Think Tanks, Foreign Policy, and Emerging Powers
The definition of the term “think tank” has changed significantly over time. Since their emergence in the 1830s, there have been four distinct eras during which the definitions of think tanks have developed. In the first era, think tanks were considered completely independent; in the second era, they were considered government contracted; in the third era, they became more focused on scholars and academics; and lastly in the present era, many different scholars give slightly different definitions of the term “think tank,” but these almost always have to do with expertise on a certain topic aiding policy-making and governance. There is much debate regarding the independence of think tanks when it comes to legality, finances, and intellect, yet most academics agree that think tanks generally enjoy a significant amount of independence. This chapter also aims to acknowledge the conditional differences that a think tank may face in countries outside the United States, which may cause it to operate differently.
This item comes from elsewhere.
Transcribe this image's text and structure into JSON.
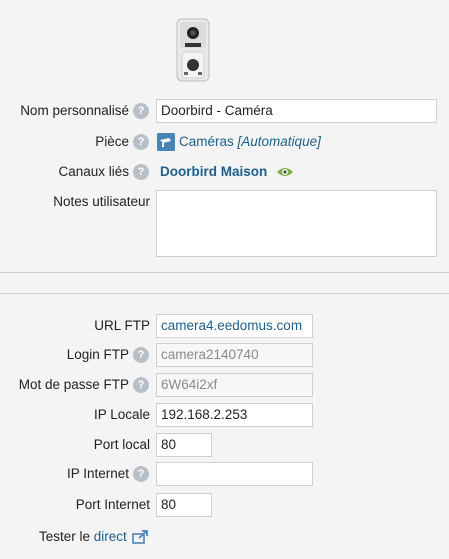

It becomes especially imperative to note the difference in the think tanks working in other regions such as the developing world or among emerging powers.